Traditional security equipment relies on the power grid and is backed up by battery power. When an alarm system installer configures a wireless system, however, most devices use a long-lasting battery system and are capable of running for long periods without any additional power.
Wireless systems don't rely on the power grid. They also donâ€™t rely on a telephone line or an Internet connection. In fact, most wireless systems have built-in radios that allow them to connect via a cellular network. That makes it very difficult for the system to be accidentally knocked offline or compromised intentionally.
Most wireless security equipment can simply be moved to a more appropriate location. In fact, if your home environment changes, you'll likely be able to handle the reconfiguration yourself.
Traditionally, integrating outdoor security equipment, including security cameras, motion detectors and smoke alarms, has been an expensive and involved proposition. In addition to being easily positioned, wireless devices also have great range. If, for example, you built a barbecue area, you could simply buy an additional wireless smoke alarm for that outdoor area and integrate it into the current interior home system easily.
Upgrades and Expansion
That simplicity applies throughout your home and property and to every aspect of your residential security system. When additional protection is needed, you simply buy the new devices and then connect them to system, which usually requires as a little as a single button press. If a device requires an upgrade or replacement, you simply remove it and allow the new equipment to fill that need. Troubleshooting and Repairs
A wireless approach also makes it much easier to troubleshoot and repair all aspects of the system. In fact, most monitoring services connect to the system in a way where a notification occurs as soon as a fault or failure occurs in one of the devices. Since there's no wired connectivity, it's very easy to identify precisely where the fault is. Home Automation Today, it's becoming increasingly common for homes to have automation beyond security. Automation possibilities include lights, thermostats and entertainment devices. A security system is often the perfect central system for these various automation subsystems. With a wired system, however, it can be quite difficult to integrate these various components. With wireless, however, it's as easy as choosing devices that support a particular standard.

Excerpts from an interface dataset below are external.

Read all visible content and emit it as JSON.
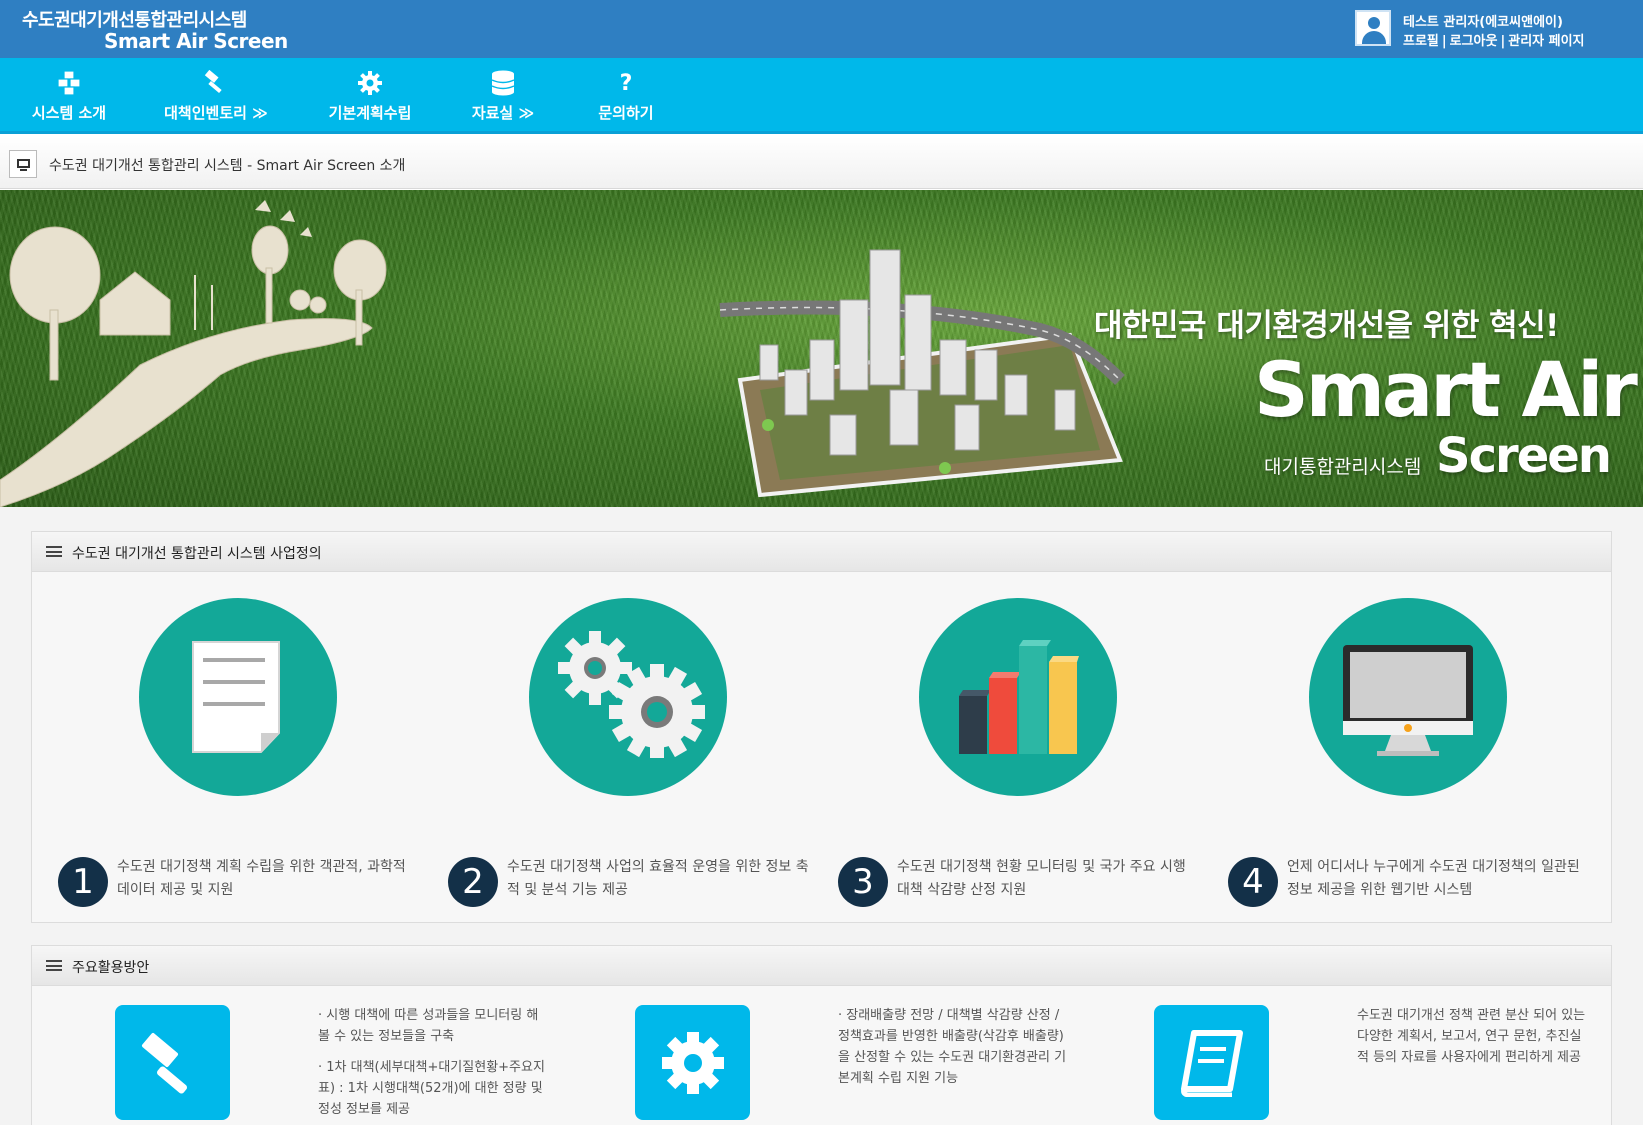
{
  "header": {
    "brand_ko": "수도권대기개선통합관리시스템",
    "brand_en": "Smart Air Screen",
    "user_name": "테스트 관리자(에코씨앤에이)",
    "user_links": [
      "프로필",
      "로그아웃",
      "관리자 페이지"
    ],
    "link_separator": "|"
  },
  "nav": {
    "items": [
      {
        "label": "시스템 소개",
        "icon": "boxes-icon"
      },
      {
        "label": "대책인벤토리 ≫",
        "icon": "gavel-icon"
      },
      {
        "label": "기본계획수립",
        "icon": "gear-icon"
      },
      {
        "label": "자료실 ≫",
        "icon": "database-icon"
      },
      {
        "label": "문의하기",
        "icon": "question-icon"
      }
    ]
  },
  "breadcrumb": {
    "text": "수도권 대기개선 통합관리 시스템 - Smart Air Screen 소개"
  },
  "hero": {
    "tagline": "대한민국 대기환경개선을 위한 혁신!",
    "logo_line1": "Smart Air",
    "logo_sub": "대기통합관리시스템",
    "logo_line2": "Screen"
  },
  "definition": {
    "title": "수도권 대기개선 통합관리 시스템 사업정의",
    "features": [
      {
        "number": "1",
        "icon": "document-icon",
        "text": "수도권 대기정책 계획 수립을 위한 객관적, 과학적 데이터 제공 및 지원"
      },
      {
        "number": "2",
        "icon": "gears-icon",
        "text": "수도권 대기정책 사업의 효율적 운영을 위한 정보 축적 및 분석 기능 제공"
      },
      {
        "number": "3",
        "icon": "bar-chart-icon",
        "text": "수도권 대기정책 현황 모니터링 및 국가 주요 시행 대책 삭감량 산정 지원"
      },
      {
        "number": "4",
        "icon": "monitor-icon",
        "text": "언제 어디서나 누구에게 수도권 대기정책의 일관된 정보 제공을 위한 웹기반 시스템"
      }
    ]
  },
  "usage": {
    "title": "주요활용방안",
    "items": [
      {
        "icon": "gavel-icon",
        "paragraphs": [
          "· 시행 대책에 따른 성과들을 모니터링 해 볼 수 있는 정보들을 구축",
          "· 1차 대책(세부대책+대기질현황+주요지표) : 1차 시행대책(52개)에 대한 정량 및 정성 정보를 제공"
        ]
      },
      {
        "icon": "gear-icon",
        "paragraphs": [
          "· 장래배출량 전망 / 대책별 삭감량 산정 / 정책효과를 반영한 배출량(삭감후 배출량)을 산정할 수 있는 수도권 대기환경관리 기본계획 수립 지원 기능"
        ]
      },
      {
        "icon": "book-icon",
        "paragraphs": [
          "수도권 대기개선 정책 관련 분산 되어 있는 다양한 계획서, 보고서, 연구 문헌, 추진실적 등의 자료를 사용자에게 편리하게 제공"
        ]
      }
    ]
  },
  "colors": {
    "header_blue": "#2f7fc2",
    "nav_cyan": "#00b8ea",
    "teal_circle": "#13a898",
    "number_navy": "#133048"
  }
}
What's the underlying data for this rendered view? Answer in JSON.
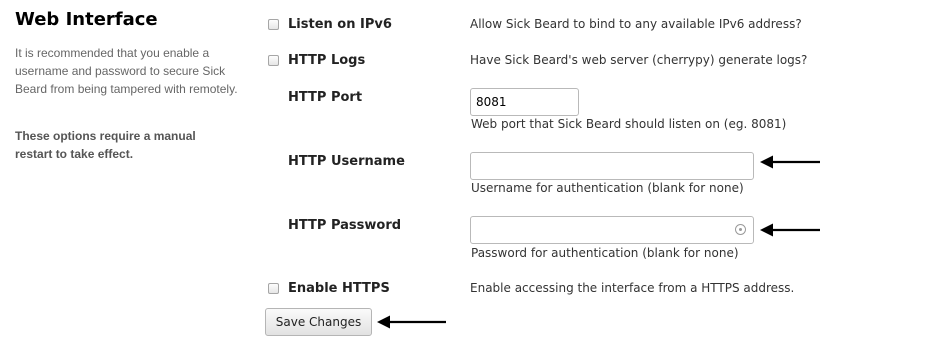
{
  "section": {
    "title": "Web Interface",
    "description": "It is recommended that you enable a username and password to secure Sick Beard from being tampered with remotely.",
    "note": "These options require a manual restart to take effect."
  },
  "options": {
    "ipv6": {
      "label": "Listen on IPv6",
      "help": "Allow Sick Beard to bind to any available IPv6 address?",
      "checked": false
    },
    "http_logs": {
      "label": "HTTP Logs",
      "help": "Have Sick Beard's web server (cherrypy) generate logs?",
      "checked": false
    },
    "http_port": {
      "label": "HTTP Port",
      "value": "8081",
      "help": "Web port that Sick Beard should listen on (eg. 8081)"
    },
    "http_username": {
      "label": "HTTP Username",
      "value": "",
      "help": "Username for authentication (blank for none)"
    },
    "http_password": {
      "label": "HTTP Password",
      "value": "",
      "help": "Password for authentication (blank for none)"
    },
    "https": {
      "label": "Enable HTTPS",
      "help": "Enable accessing the interface from a HTTPS address.",
      "checked": false
    }
  },
  "save_button": {
    "label": "Save Changes"
  },
  "annotations": {
    "arrow_icon": "arrow-left-icon",
    "color": "#000000"
  }
}
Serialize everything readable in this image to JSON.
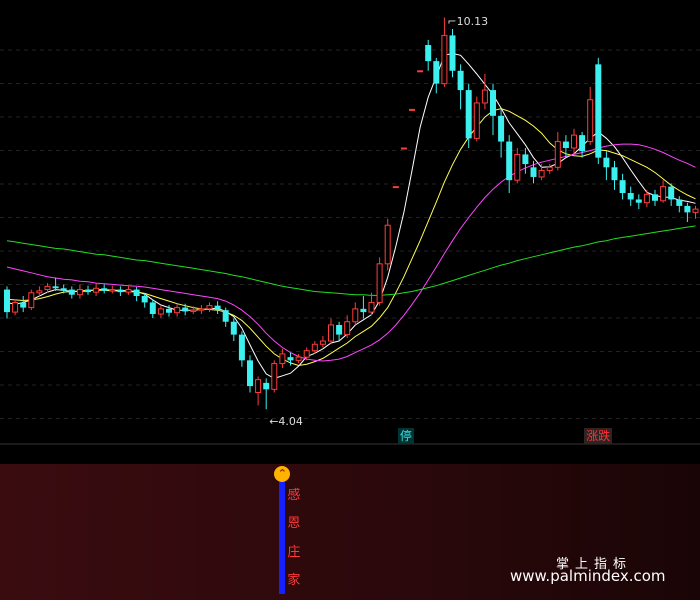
{
  "chart_data": {
    "type": "candlestick",
    "title": "",
    "xlabel": "",
    "ylabel": "",
    "ylim": [
      3.5,
      10.4
    ],
    "grid": true,
    "candles": [
      [
        5.9,
        5.55,
        5.95,
        5.45
      ],
      [
        5.55,
        5.7,
        5.75,
        5.5
      ],
      [
        5.7,
        5.62,
        5.8,
        5.55
      ],
      [
        5.62,
        5.85,
        5.9,
        5.58
      ],
      [
        5.85,
        5.88,
        5.95,
        5.78
      ],
      [
        5.9,
        5.95,
        6.0,
        5.85
      ],
      [
        5.95,
        5.92,
        6.08,
        5.88
      ],
      [
        5.92,
        5.88,
        5.98,
        5.84
      ],
      [
        5.9,
        5.82,
        5.95,
        5.76
      ],
      [
        5.82,
        5.9,
        5.98,
        5.76
      ],
      [
        5.9,
        5.86,
        5.96,
        5.82
      ],
      [
        5.86,
        5.92,
        6.0,
        5.8
      ],
      [
        5.92,
        5.88,
        5.98,
        5.84
      ],
      [
        5.88,
        5.9,
        5.96,
        5.84
      ],
      [
        5.9,
        5.86,
        5.95,
        5.8
      ],
      [
        5.86,
        5.9,
        5.96,
        5.82
      ],
      [
        5.9,
        5.8,
        5.94,
        5.72
      ],
      [
        5.8,
        5.7,
        5.84,
        5.62
      ],
      [
        5.7,
        5.52,
        5.75,
        5.46
      ],
      [
        5.52,
        5.6,
        5.66,
        5.46
      ],
      [
        5.6,
        5.54,
        5.66,
        5.48
      ],
      [
        5.54,
        5.62,
        5.68,
        5.48
      ],
      [
        5.62,
        5.56,
        5.68,
        5.5
      ],
      [
        5.56,
        5.58,
        5.64,
        5.52
      ],
      [
        5.58,
        5.6,
        5.66,
        5.52
      ],
      [
        5.6,
        5.65,
        5.7,
        5.55
      ],
      [
        5.65,
        5.58,
        5.72,
        5.52
      ],
      [
        5.58,
        5.4,
        5.62,
        5.32
      ],
      [
        5.4,
        5.2,
        5.45,
        5.1
      ],
      [
        5.2,
        4.8,
        5.25,
        4.7
      ],
      [
        4.8,
        4.4,
        4.88,
        4.3
      ],
      [
        4.3,
        4.5,
        4.55,
        4.1
      ],
      [
        4.45,
        4.35,
        4.52,
        4.04
      ],
      [
        4.35,
        4.75,
        4.8,
        4.3
      ],
      [
        4.75,
        4.9,
        4.98,
        4.68
      ],
      [
        4.85,
        4.8,
        4.92,
        4.72
      ],
      [
        4.8,
        4.85,
        4.9,
        4.76
      ],
      [
        4.85,
        4.95,
        5.0,
        4.8
      ],
      [
        4.95,
        5.05,
        5.1,
        4.9
      ],
      [
        5.05,
        5.1,
        5.18,
        5.0
      ],
      [
        5.1,
        5.35,
        5.45,
        5.05
      ],
      [
        5.35,
        5.2,
        5.4,
        5.1
      ],
      [
        5.2,
        5.4,
        5.5,
        5.15
      ],
      [
        5.4,
        5.6,
        5.7,
        5.35
      ],
      [
        5.6,
        5.55,
        5.8,
        5.45
      ],
      [
        5.55,
        5.7,
        5.85,
        5.5
      ],
      [
        5.7,
        6.3,
        6.4,
        5.65
      ],
      [
        6.3,
        6.9,
        7.0,
        6.2
      ],
      [
        7.5,
        7.5,
        7.5,
        7.5
      ],
      [
        8.1,
        8.1,
        8.1,
        8.1
      ],
      [
        8.7,
        8.7,
        8.7,
        8.7
      ],
      [
        9.3,
        9.3,
        9.3,
        9.3
      ],
      [
        9.7,
        9.45,
        9.78,
        9.3
      ],
      [
        9.45,
        9.1,
        9.5,
        8.95
      ],
      [
        9.1,
        9.85,
        10.13,
        9.05
      ],
      [
        9.85,
        9.3,
        9.95,
        9.2
      ],
      [
        9.3,
        9.0,
        9.4,
        8.7
      ],
      [
        9.0,
        8.25,
        9.1,
        8.1
      ],
      [
        8.25,
        8.8,
        8.9,
        8.2
      ],
      [
        8.8,
        9.0,
        9.25,
        8.7
      ],
      [
        9.0,
        8.6,
        9.1,
        8.3
      ],
      [
        8.6,
        8.2,
        8.7,
        7.95
      ],
      [
        8.2,
        7.6,
        8.3,
        7.4
      ],
      [
        7.6,
        8.0,
        8.1,
        7.55
      ],
      [
        8.0,
        7.85,
        8.1,
        7.7
      ],
      [
        7.8,
        7.65,
        7.9,
        7.55
      ],
      [
        7.65,
        7.75,
        7.85,
        7.6
      ],
      [
        7.75,
        7.8,
        7.85,
        7.7
      ],
      [
        7.8,
        8.2,
        8.35,
        7.75
      ],
      [
        8.2,
        8.1,
        8.3,
        7.95
      ],
      [
        8.1,
        8.3,
        8.4,
        8.0
      ],
      [
        8.3,
        8.05,
        8.35,
        7.95
      ],
      [
        8.2,
        8.85,
        9.05,
        8.15
      ],
      [
        9.4,
        7.95,
        9.5,
        7.85
      ],
      [
        7.95,
        7.8,
        8.05,
        7.6
      ],
      [
        7.8,
        7.6,
        7.9,
        7.45
      ],
      [
        7.6,
        7.4,
        7.7,
        7.3
      ],
      [
        7.4,
        7.3,
        7.5,
        7.2
      ],
      [
        7.3,
        7.25,
        7.38,
        7.15
      ],
      [
        7.25,
        7.38,
        7.45,
        7.18
      ],
      [
        7.38,
        7.28,
        7.45,
        7.2
      ],
      [
        7.28,
        7.5,
        7.6,
        7.25
      ],
      [
        7.5,
        7.3,
        7.55,
        7.2
      ],
      [
        7.3,
        7.2,
        7.35,
        7.1
      ],
      [
        7.2,
        7.1,
        7.25,
        6.95
      ],
      [
        7.1,
        7.15,
        7.2,
        7.0
      ],
      [
        7.15,
        7.25,
        7.3,
        7.08
      ]
    ],
    "series": [
      {
        "color": "#ffffff",
        "values": [
          5.7,
          5.67,
          5.7,
          5.74,
          5.8,
          5.86,
          5.9,
          5.89,
          5.87,
          5.87,
          5.88,
          5.9,
          5.9,
          5.89,
          5.89,
          5.88,
          5.87,
          5.83,
          5.74,
          5.66,
          5.62,
          5.58,
          5.58,
          5.58,
          5.59,
          5.6,
          5.61,
          5.56,
          5.48,
          5.3,
          5.04,
          4.79,
          4.59,
          4.52,
          4.56,
          4.6,
          4.71,
          4.86,
          4.91,
          4.98,
          5.07,
          5.1,
          5.21,
          5.35,
          5.43,
          5.51,
          5.73,
          6.09,
          6.57,
          7.1,
          7.75,
          8.42,
          8.89,
          9.21,
          9.54,
          9.57,
          9.54,
          9.4,
          9.25,
          9.09,
          8.93,
          8.72,
          8.49,
          8.32,
          8.15,
          7.95,
          7.8,
          7.81,
          7.86,
          7.95,
          8.01,
          8.13,
          8.25,
          8.35,
          8.25,
          8.12,
          7.95,
          7.76,
          7.58,
          7.41,
          7.36,
          7.34,
          7.33,
          7.29,
          7.27,
          7.24
        ]
      },
      {
        "color": "#ffff55",
        "values": [
          5.75,
          5.74,
          5.73,
          5.74,
          5.76,
          5.79,
          5.83,
          5.86,
          5.87,
          5.88,
          5.89,
          5.89,
          5.89,
          5.88,
          5.88,
          5.87,
          5.86,
          5.84,
          5.8,
          5.76,
          5.72,
          5.68,
          5.65,
          5.62,
          5.6,
          5.59,
          5.58,
          5.55,
          5.5,
          5.42,
          5.3,
          5.16,
          5.02,
          4.9,
          4.82,
          4.76,
          4.72,
          4.74,
          4.78,
          4.83,
          4.91,
          4.99,
          5.07,
          5.17,
          5.25,
          5.33,
          5.46,
          5.62,
          5.85,
          6.1,
          6.38,
          6.66,
          6.96,
          7.26,
          7.57,
          7.84,
          8.08,
          8.27,
          8.43,
          8.58,
          8.68,
          8.71,
          8.67,
          8.6,
          8.53,
          8.44,
          8.33,
          8.18,
          8.07,
          8.01,
          7.98,
          7.97,
          8.01,
          8.07,
          8.06,
          8.02,
          7.98,
          7.92,
          7.86,
          7.8,
          7.72,
          7.62,
          7.52,
          7.44,
          7.37,
          7.31
        ]
      },
      {
        "color": "#ff44ff",
        "values": [
          6.25,
          6.22,
          6.19,
          6.16,
          6.13,
          6.1,
          6.08,
          6.06,
          6.05,
          6.03,
          6.02,
          6.0,
          5.99,
          5.98,
          5.97,
          5.96,
          5.95,
          5.94,
          5.92,
          5.9,
          5.88,
          5.86,
          5.84,
          5.82,
          5.8,
          5.78,
          5.76,
          5.72,
          5.66,
          5.58,
          5.48,
          5.36,
          5.22,
          5.1,
          5.0,
          4.92,
          4.86,
          4.82,
          4.8,
          4.79,
          4.8,
          4.82,
          4.86,
          4.92,
          4.98,
          5.04,
          5.12,
          5.22,
          5.35,
          5.5,
          5.67,
          5.85,
          6.05,
          6.25,
          6.46,
          6.66,
          6.85,
          7.02,
          7.18,
          7.33,
          7.46,
          7.57,
          7.66,
          7.73,
          7.79,
          7.84,
          7.88,
          7.91,
          7.94,
          7.97,
          8.0,
          8.03,
          8.06,
          8.1,
          8.13,
          8.15,
          8.16,
          8.16,
          8.15,
          8.12,
          8.08,
          8.03,
          7.97,
          7.91,
          7.86,
          7.8
        ]
      },
      {
        "color": "#22dd22",
        "values": [
          6.66,
          6.64,
          6.62,
          6.6,
          6.58,
          6.56,
          6.54,
          6.53,
          6.51,
          6.49,
          6.47,
          6.45,
          6.44,
          6.42,
          6.4,
          6.38,
          6.36,
          6.35,
          6.33,
          6.31,
          6.29,
          6.27,
          6.25,
          6.23,
          6.21,
          6.19,
          6.17,
          6.15,
          6.12,
          6.1,
          6.07,
          6.04,
          6.01,
          5.98,
          5.95,
          5.93,
          5.91,
          5.89,
          5.87,
          5.86,
          5.85,
          5.84,
          5.83,
          5.82,
          5.82,
          5.81,
          5.81,
          5.82,
          5.83,
          5.85,
          5.87,
          5.9,
          5.93,
          5.96,
          6.0,
          6.04,
          6.08,
          6.12,
          6.16,
          6.2,
          6.24,
          6.28,
          6.31,
          6.35,
          6.38,
          6.41,
          6.44,
          6.47,
          6.5,
          6.53,
          6.56,
          6.58,
          6.61,
          6.64,
          6.66,
          6.69,
          6.71,
          6.73,
          6.75,
          6.77,
          6.79,
          6.81,
          6.83,
          6.85,
          6.87,
          6.89
        ]
      }
    ],
    "annotations": [
      {
        "text": "10.13",
        "index": 54,
        "value": 10.13
      },
      {
        "text": "4.04",
        "index": 32,
        "value": 4.04
      }
    ],
    "markers": [
      {
        "text": "停",
        "index": 49,
        "color": "#38e0e0",
        "bg": "#003333"
      },
      {
        "text": "涨跌",
        "index": 72,
        "color": "#ff3333",
        "bg": "#332222"
      }
    ],
    "signal_index": 34
  },
  "lower_panel": {
    "signal_chars": [
      "感",
      "恩",
      "庄",
      "家"
    ],
    "arrow_glyph": "⌃"
  },
  "watermark": {
    "line1": "掌上指标",
    "line2": "www.palmindex.com"
  }
}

Published on Sep 24, 2013
Residential alarm systems have traditionally been wired, but wireless security for home use is becoming increasingly common and will soon be...